Why do you think your books have been so popular internationally, as well as in France?
I always try to find the funny side of life. People tell me they feel happier after reading one of my books. That must be a partial explanation. The other explanation is that I have hacked into the Amazon sales database and rewritten my sales figures.
Seriously, though, when I write about France I always try to tell the truth. And it’s all observation of everyday life here. I’m not relying on clichés or a couple of weeks living in a posh ex-pat ghetto on the Left Bank. I’ve lived all over Paris for more than 20 years, worked for French companies, speak the language, and think like a Parisian (mantra: Get out of the way, s’il vous plaît). The French recognize this, and I’m guessing other people do too.
If you had to generalize, do you think there are certain characteristics that French writers have (due to their French cultural outlook or educational background) that writers of other nationalities may not have to the same degree?
Yes, they have to write about their mothers. They have to prove they’re more intelligent than their readers. And I’ve noticed that a suspicious number of them write in French. That’s the trouble with generalizations – they’re too general. I can’t really generalize.
What are you currently reading?

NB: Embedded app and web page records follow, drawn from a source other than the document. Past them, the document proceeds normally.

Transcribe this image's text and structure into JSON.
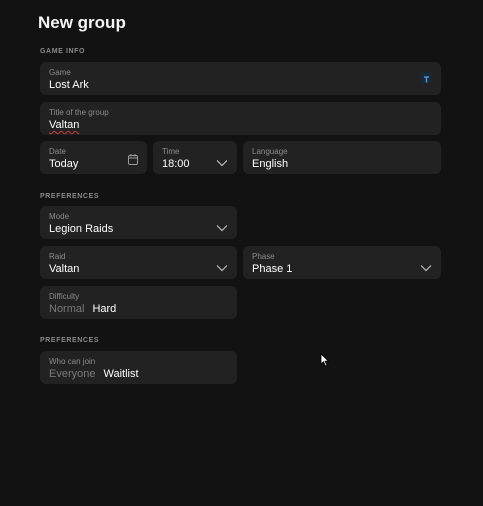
{
  "header": {
    "title": "New group"
  },
  "sections": {
    "game_info": "GAME INFO",
    "preferences_1": "PREFERENCES",
    "preferences_2": "PREFERENCES"
  },
  "game_info": {
    "game": {
      "label": "Game",
      "value": "Lost Ark",
      "icon": "lost-ark-game-icon"
    },
    "title": {
      "label": "Title of the group",
      "value": "Valtan"
    },
    "date": {
      "label": "Date",
      "value": "Today",
      "icon": "calendar-icon"
    },
    "time": {
      "label": "Time",
      "value": "18:00"
    },
    "language": {
      "label": "Language",
      "value": "English"
    }
  },
  "preferences": {
    "mode": {
      "label": "Mode",
      "value": "Legion Raids"
    },
    "raid": {
      "label": "Raid",
      "value": "Valtan"
    },
    "phase": {
      "label": "Phase",
      "value": "Phase 1"
    },
    "difficulty": {
      "label": "Difficulty",
      "options": [
        "Normal",
        "Hard"
      ],
      "selected": "Hard"
    }
  },
  "access": {
    "who_can_join": {
      "label": "Who can join",
      "options": [
        "Everyone",
        "Waitlist"
      ],
      "selected": "Waitlist"
    }
  },
  "colors": {
    "background": "#121212",
    "field": "#222222",
    "label": "#8c8c8c",
    "text": "#ffffff",
    "inactive_option": "#7a7a7a"
  }
}
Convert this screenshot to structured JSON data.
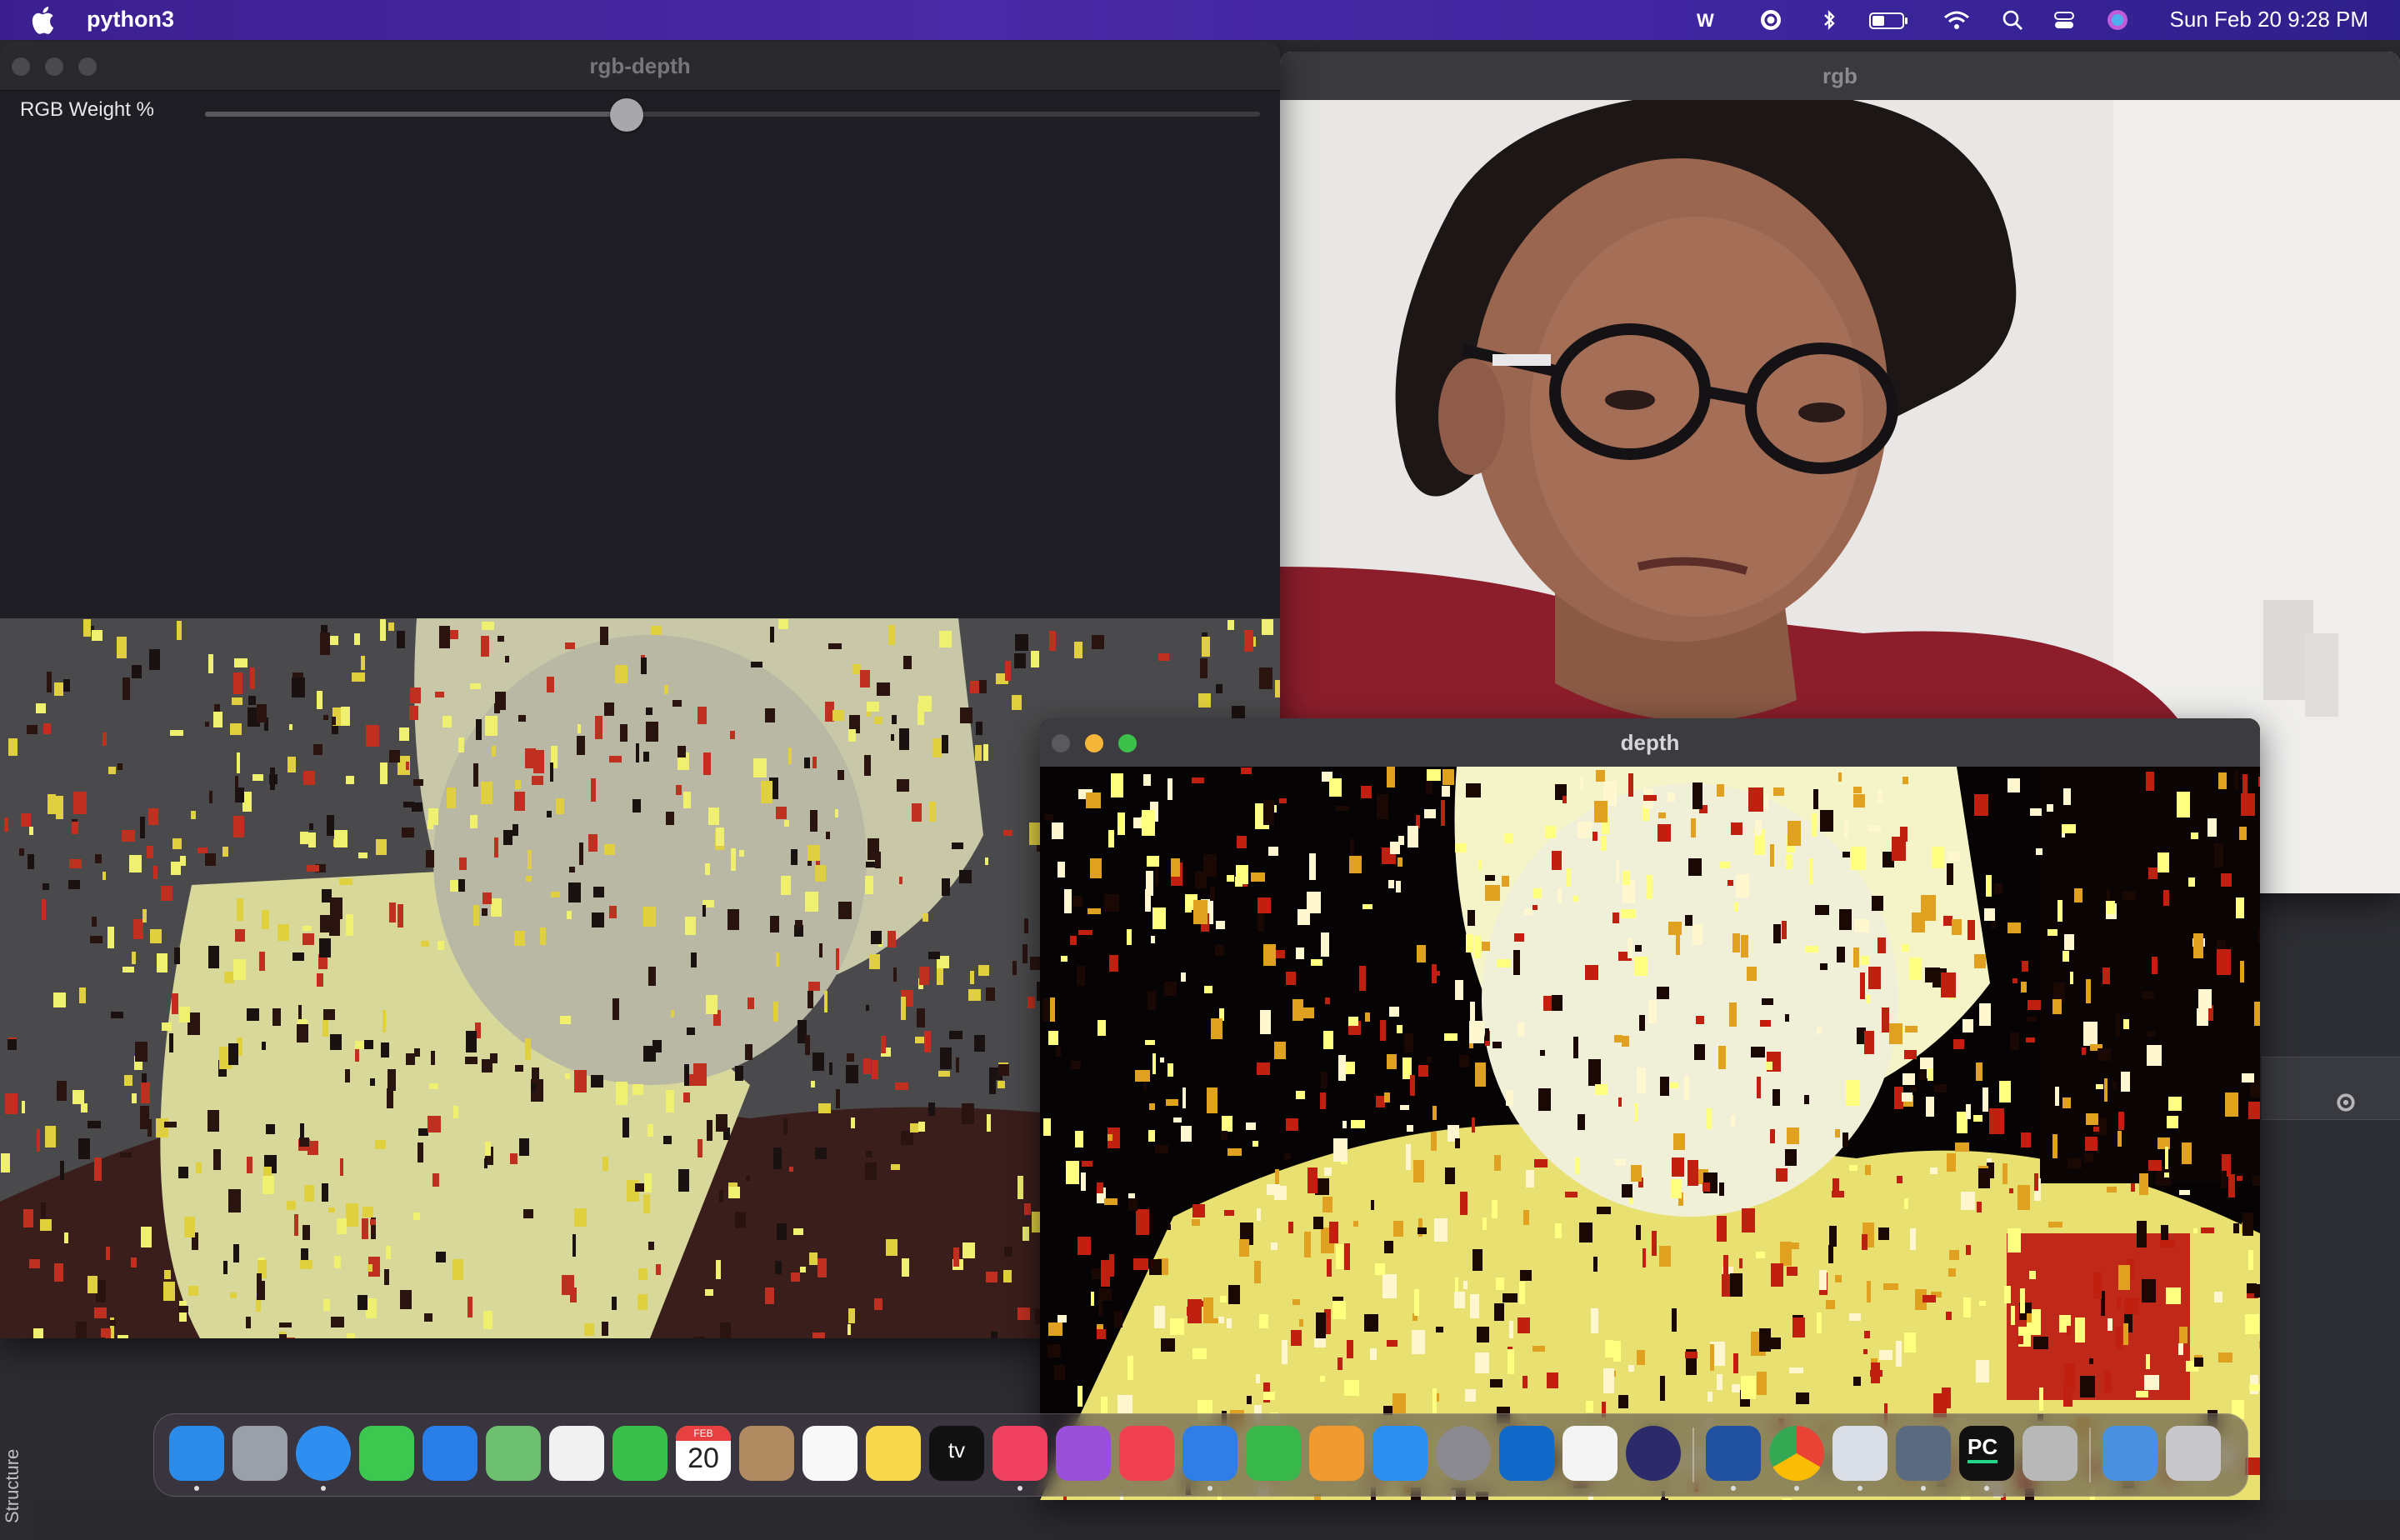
{
  "menubar": {
    "app_name": "python3",
    "clock": "Sun Feb 20  9:28 PM",
    "icons": [
      "apple-icon",
      "wordweb-icon",
      "grammarly-icon",
      "bluetooth-icon",
      "battery-icon",
      "wifi-icon",
      "spotlight-search-icon",
      "control-center-icon",
      "siri-icon"
    ]
  },
  "windows": {
    "rgb": {
      "title": "rgb"
    },
    "rgb_depth": {
      "title": "rgb-depth",
      "slider": {
        "label": "RGB Weight %",
        "value_fraction": 0.4
      }
    },
    "depth": {
      "title": "depth"
    }
  },
  "ide": {
    "structure_tab": "Structure"
  },
  "dock": {
    "apps": [
      "Finder",
      "Launchpad",
      "Safari",
      "Messages",
      "Mail",
      "Maps",
      "Photos",
      "FaceTime",
      "Calendar",
      "Contacts",
      "Reminders",
      "Notes",
      "TV",
      "Music",
      "Podcasts",
      "News",
      "Keynote",
      "Numbers",
      "Pages",
      "App Store",
      "System Preferences",
      "Outlook",
      "Google Play",
      "Eclipse",
      "WordWeb",
      "Chrome",
      "Preview",
      "QuickTime",
      "PyCharm",
      "Script Editor",
      "Downloads",
      "Trash"
    ],
    "calendar_month": "FEB",
    "calendar_day": "20",
    "tv_label": "tv",
    "pycharm_label": "PC"
  },
  "colors": {
    "menubar": "#3b1f8f",
    "depth_hot": "#ffff80",
    "depth_mid": "#e0a020",
    "depth_low": "#c02010"
  }
}
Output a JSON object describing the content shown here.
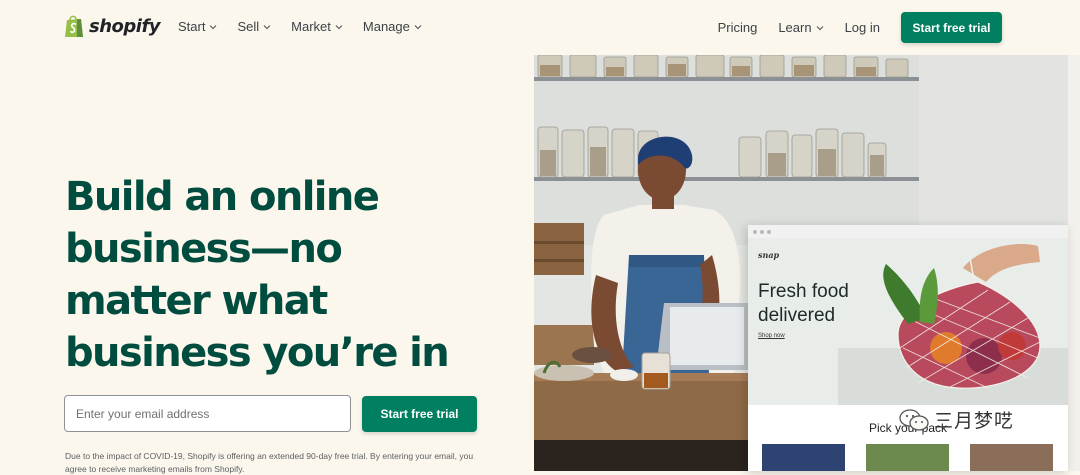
{
  "nav": {
    "logo_text": "shopify",
    "left_links": [
      {
        "label": "Start"
      },
      {
        "label": "Sell"
      },
      {
        "label": "Market"
      },
      {
        "label": "Manage"
      }
    ],
    "pricing": "Pricing",
    "learn": "Learn",
    "login": "Log in",
    "cta": "Start free trial"
  },
  "hero": {
    "headline": "Build an online business—no matter what business you’re in",
    "email_placeholder": "Enter your email address",
    "email_value": "",
    "cta": "Start free trial",
    "disclaimer": "Due to the impact of COVID-19, Shopify is offering an extended 90-day free trial. By entering your email, you agree to receive marketing emails from Shopify."
  },
  "mockup": {
    "brand": "snap",
    "title": "Fresh food delivered",
    "link": "Shop now",
    "section": "Pick your pack"
  },
  "watermark": {
    "text": "三月梦呓"
  },
  "colors": {
    "brand_green": "#008060",
    "headline_green": "#004c3f",
    "background": "#fbf7ed"
  }
}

Your questions. Other than that, a book by the British musician called George Melly, Revolt into Style, about the pop revolution in the 1960s. Pop music, art, literature, design. He wrote it in 1970 and it’s full of great insights into creating unpretentious, intelligent but accessible art. I’m also doing research for a history book, but that will have to remain secret. Let’s just say it’s the memoirs of an 18th century Frenchman. I can’t get any vaguer than that.
What is your favorite place in France?
My bed. After that, the café on the corner of my street. When I go there early in the morning, I don’t have to say a word. Except “bonjour,” of course. I lean against the bar and they give me an espresso and the newspaper while I wake up. After that, I’d have to say the beaches on the île d’Oléron, on the west coast of France. Great for surfing.
Are you working on another book right now, and if so, can you share any details about it?
Yes and no. Except that it’s history. I alternate – novel, history, novel, history (are you sensing a pattern?).
What were some of your favorite books when you were a child?
A la Recherche du Temps Perdu, War and Peace. Though that was before I learnt to read. I used them as bridges for my toy cars. Later, I really loved the William books by Richmal Crompton. A gang of boys having adventures in woods, fields and other people’s back gardens, their most technological toy a stick that looked like a sword. Funny that they were written by a woman – they were so boyish.
What advice would you give someone who is going to visit France?
Don’t forget your passport. And always begin every conversation with “bonjour,” or in the evening “bonsoir“. Even if you can’t say anything else in French, those two magically polite words will ensure that your visit is a friendly, successful one. The French are an old-school people. Even while Parisians are pushing you out of the way, they’ll say “pardon, Monsieur.”
Stephen Clarke’s Merde in Europe is avilable on Amazon.